iptables -A INPUT -p tcp --source ip_a_bannir --dport 22 -j DROP
iptables -L
 iptables -D INPUT -p tcp --source ip_a_deban --dport 22 -j DROP
 iptables -D INPUT -s 25.55.55.55 -j DROP

DEBAN erreur32

 iptables -D INPUT -s 192.68.1.15 -j DROP

iptables -D INPUT -p all -s dns2.zrh.server.colt.net -j DROP


 iptables-save 

Conseil que vous mettez dans un cron ;)

 iptables-save > /etc/firewall.conf

Autres Coms

 iptables restart

Debian does not provide an initscript for iptables by default.

This does however not mean that it is impossible to get firewall rules to survive a reboot.

Actually the Debian way is logical and works very well. First create some iptables rules and list them:

 iptables --list

if the listed rules satisfy your needs, then save them somewhere.
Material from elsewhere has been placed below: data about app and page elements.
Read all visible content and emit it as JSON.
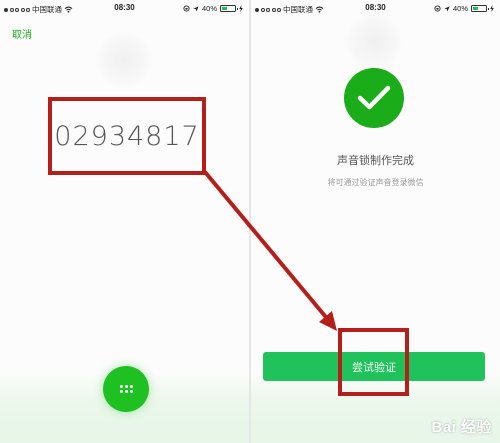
{
  "status_bar": {
    "carrier": "中国联通",
    "time": "08:30",
    "battery": "40%",
    "battery_level": 0.4
  },
  "left_screen": {
    "cancel_label": "取消",
    "voice_code": "02934817"
  },
  "right_screen": {
    "success_title": "声音锁制作完成",
    "success_subtitle": "将可通过验证声音登录微信",
    "try_verify_label": "尝试验证"
  },
  "watermark_text": "Bai 经验",
  "colors": {
    "wechat_green": "#1aad19",
    "button_green": "#1fc25b",
    "annotation_red": "#b41f1c"
  },
  "icons": {
    "wifi": "wifi-icon",
    "location": "location-arrow-icon",
    "lock_rotation": "orientation-lock-icon",
    "battery": "battery-icon",
    "check": "checkmark-icon",
    "keypad": "dots-grid-icon"
  }
}
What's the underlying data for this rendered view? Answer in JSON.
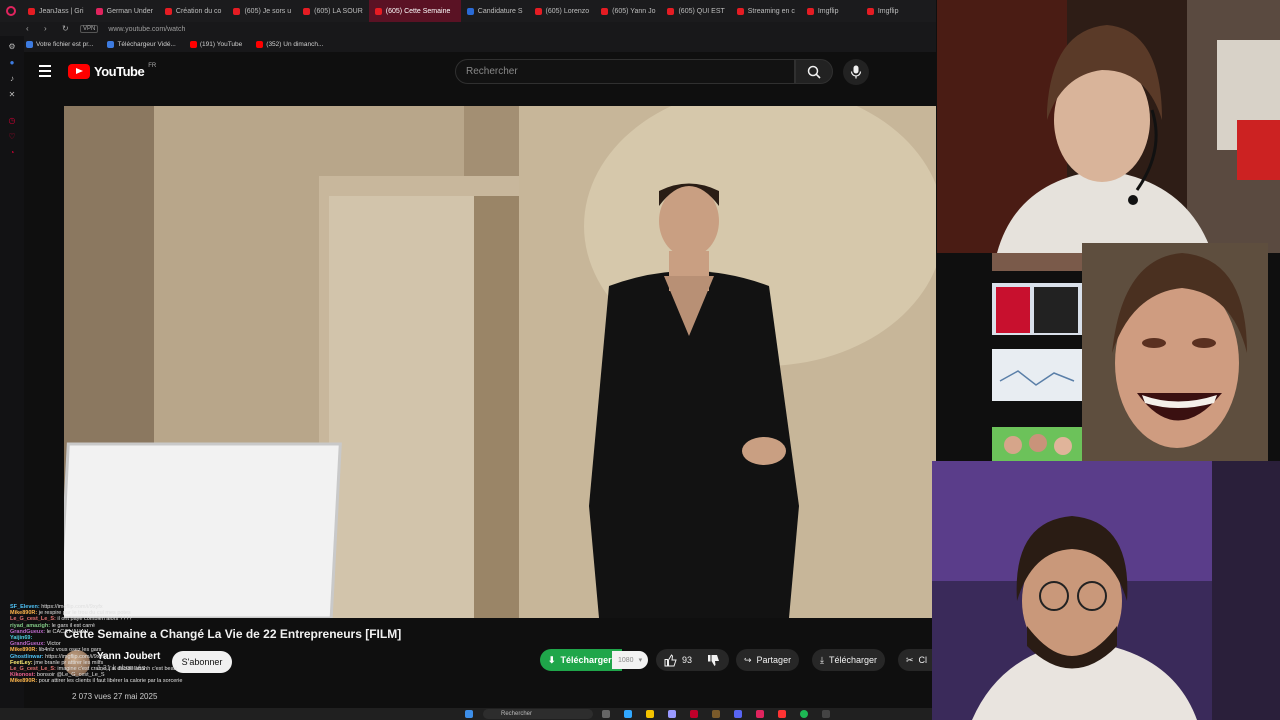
{
  "browser": {
    "tabs": [
      {
        "label": "JeanJass | Gri",
        "icon": "red"
      },
      {
        "label": "German Under",
        "icon": "pink"
      },
      {
        "label": "Création du co",
        "icon": "red"
      },
      {
        "label": "(605) Je sors u",
        "icon": "red"
      },
      {
        "label": "(605) LA SOUR",
        "icon": "red"
      },
      {
        "label": "(605) Cette Semaine",
        "icon": "red",
        "active": true
      },
      {
        "label": "Candidature S",
        "icon": "blue"
      },
      {
        "label": "(605) Lorenzo",
        "icon": "red"
      },
      {
        "label": "(605) Yann Jo",
        "icon": "red"
      },
      {
        "label": "(605) QUI EST",
        "icon": "red"
      },
      {
        "label": "Streaming en c",
        "icon": "red"
      },
      {
        "label": "Imgflip",
        "icon": "red"
      },
      {
        "label": "Imgflip",
        "icon": "red"
      }
    ],
    "address": "www.youtube.com/watch",
    "vpn": "VPN",
    "bookmarks": [
      {
        "label": "Votre fichier est pr...",
        "icon": "blue"
      },
      {
        "label": "Téléchargeur Vidé...",
        "icon": "blue"
      },
      {
        "label": "(191) YouTube",
        "icon": "red"
      },
      {
        "label": "(352) Un dimanch...",
        "icon": "red"
      }
    ]
  },
  "youtube": {
    "logo_text": "YouTube",
    "region": "FR",
    "search_placeholder": "Rechercher",
    "video": {
      "title": "Cette Semaine a Changé La Vie de 22 Entrepreneurs [FILM]",
      "date": "2 073 vues  27 mai 2025"
    },
    "channel": {
      "name": "Yann Joubert",
      "subscribers": "1,31 k abonnés",
      "subscribe_label": "S'abonner"
    },
    "actions": {
      "download_green": "Télécharger",
      "quality": "1080",
      "likes": "93",
      "share": "Partager",
      "download": "Télécharger",
      "clip": "Cl"
    }
  },
  "chat": [
    {
      "user": "SF_Eleven:",
      "msg": "https://imgflip.com/i/9xyfx",
      "color": "#4fc3f7"
    },
    {
      "user": "Mike890R:",
      "msg": "je respire par le trou du cul mes potes",
      "color": "#ffb74d"
    },
    {
      "user": "Le_G_cest_Le_S:",
      "msg": "il ont payé combien alors ????",
      "color": "#e57373"
    },
    {
      "user": "riyad_amazigh:",
      "msg": "le gars il est carré",
      "color": "#81c784"
    },
    {
      "user": "GrandGueux:",
      "msg": "le CACA HAHAH",
      "color": "#ba68c8"
    },
    {
      "user": "Yaijin69:",
      "msg": "",
      "color": "#4dd0e1"
    },
    {
      "user": "GrandGueux:",
      "msg": "Victor",
      "color": "#ba68c8"
    },
    {
      "user": "Mike890R:",
      "msg": "lib4nlz vous osez les gars",
      "color": "#ffb74d"
    },
    {
      "user": "Ghostlinwar:",
      "msg": "https://imgflip.com/i/9xyfxt",
      "color": "#4fc3f7"
    },
    {
      "user": "FeetLey:",
      "msg": "jme branle pr attirer les milfs",
      "color": "#fff176"
    },
    {
      "user": "Le_G_cest_Le_S:",
      "msg": "imagine c'est crame, j'ai décidé aaahh c'est beau",
      "color": "#e57373"
    },
    {
      "user": "Kikonost:",
      "msg": "bonsoir @Le_G_cest_Le_S",
      "color": "#f06292"
    },
    {
      "user": "Mike890R:",
      "msg": "pour attirer les clients il faut libérer la calorie par la sorcerie",
      "color": "#ffb74d"
    }
  ],
  "taskbar": {
    "search_label": "Rechercher"
  },
  "colors": {
    "brand_red": "#ff0000",
    "download_green": "#1fa64a",
    "active_tab": "#5a1224"
  }
}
I use /etc/firewall.conf but this location is not fixed:

iptables-save > /etc/firewall.conf

Then create a script so ifupdown loads these rules on boot:
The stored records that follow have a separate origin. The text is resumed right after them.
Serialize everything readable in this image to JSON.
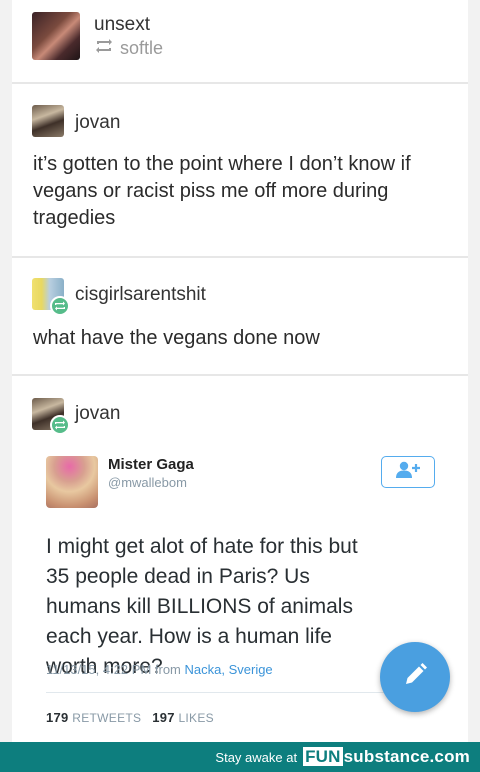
{
  "header": {
    "username": "unsext",
    "reblogged_from": "softle"
  },
  "posts": [
    {
      "username": "jovan",
      "text": "it’s gotten to the point where I don’t know if vegans or racist piss me off more during tragedies"
    },
    {
      "username": "cisgirlsarentshit",
      "text": "what have the vegans done now"
    },
    {
      "username": "jovan"
    }
  ],
  "tweet": {
    "name": "Mister Gaga",
    "handle": "@mwallebom",
    "text": "I might get alot of hate for this but 35 people dead in Paris? Us humans kill BILLIONS of animals each year. How is a human life worth more?",
    "date": "11/13/15, 4:22 PM from",
    "location": "Nacka, Sverige",
    "retweets_count": "179",
    "retweets_label": "RETWEETS",
    "likes_count": "197",
    "likes_label": "LIKES"
  },
  "footer": {
    "prefix": "Stay awake at",
    "brand_fun": "FUN",
    "brand_rest": "substance.com"
  },
  "colors": {
    "reblog_green": "#56bc8a",
    "twitter_blue": "#55acee",
    "fab_blue": "#4a9fe0",
    "footer_teal": "#0d7e7e"
  }
}
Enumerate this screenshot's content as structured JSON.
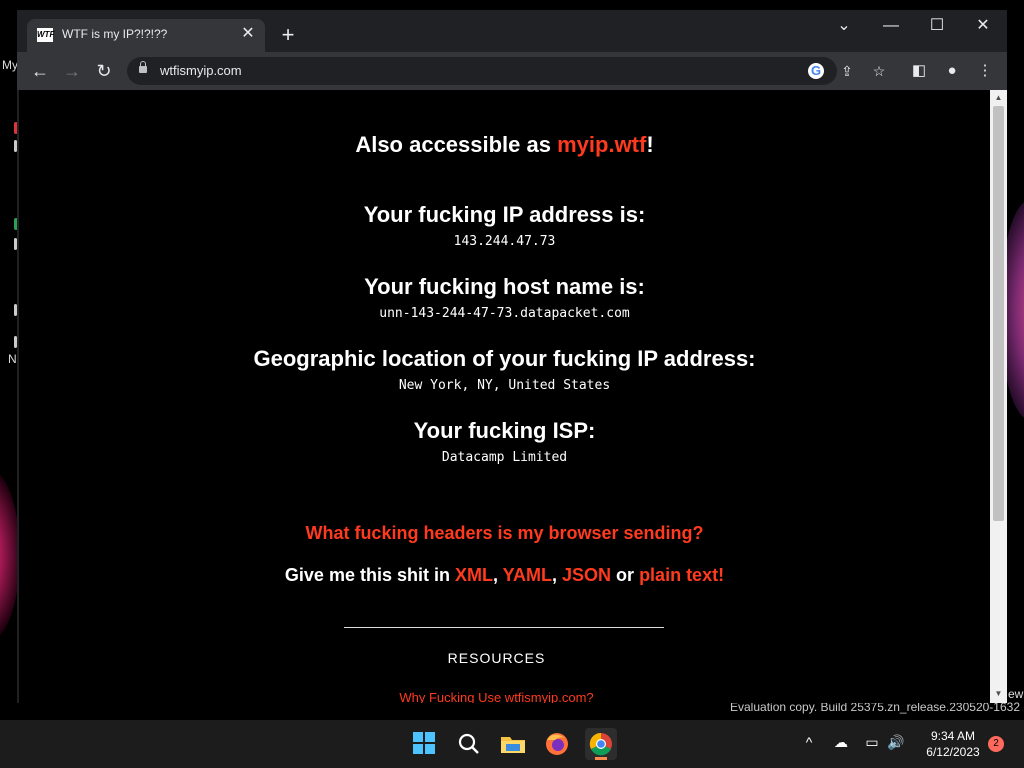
{
  "browser": {
    "tab_title": "WTF is my IP?!?!??",
    "favicon_text": "WTF",
    "url": "wtfismyip.com"
  },
  "page": {
    "also_prefix": "Also accessible as ",
    "also_link": "myip.wtf",
    "also_suffix": "!",
    "ip_heading": "Your fucking IP address is:",
    "ip_value": "143.244.47.73",
    "host_heading": "Your fucking host name is:",
    "host_value": "unn-143-244-47-73.datapacket.com",
    "geo_heading": "Geographic location of your fucking IP address:",
    "geo_value": "New York, NY, United States",
    "isp_heading": "Your fucking ISP:",
    "isp_value": "Datacamp Limited",
    "headers_link": "What fucking headers is my browser sending?",
    "formats_prefix": "Give me this shit in ",
    "format_xml": "XML",
    "format_yaml": "YAML",
    "format_json": "JSON",
    "formats_or": " or ",
    "format_plain": "plain text!",
    "resources_heading": "RESOURCES",
    "why_link": "Why Fucking Use wtfismyip.com?"
  },
  "desktop": {
    "fragment_my": "My",
    "fragment_n": "N",
    "fragment_ew": "ew",
    "watermark": "Evaluation copy. Build 25375.zn_release.230520-1632"
  },
  "taskbar": {
    "time": "9:34 AM",
    "date": "6/12/2023",
    "notification_count": "2"
  },
  "colors": {
    "link_red": "#ff3a1f",
    "windows_blue": "#4cc2ff"
  }
}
 echo "#!/bin/sh" > /etc/network/if-up.d/iptables 
 echo "iptables-restore < /etc/firewall.conf" >> /etc/network/if-up.d/iptables 
 chmod +x /etc/network/if-up.d/iptables 

Now reboot your machine and pray - the rules should come up exactly like before (use “iptables –list” to verify this).


Login to your server via root and type

nano /etc/hosts.deny

Remove the ip from the list and exit and save

Alternativly flush the iptables with

 iptables -F
iptables -I INPUT -p tcp --dport 80 -m string --to 70 --algo bm --string 'GET /w00tw00t.at.ISC.SANS.' -j DROP 
Chain fail2ban-ssh (1 references)

target prot opt source destination

   DROP 0 -- 61.236.117.xxx anywhere

   DROP 0 -- 61.236.117.yyy anywhere

   RETURN 0 -- anywhere anywhere

execute the following command:

iptables -D fail2ban-ssh <linenum>

if you want to unban user 61.236.117.yyy use:

 iptables -D fail2ban-ssh 2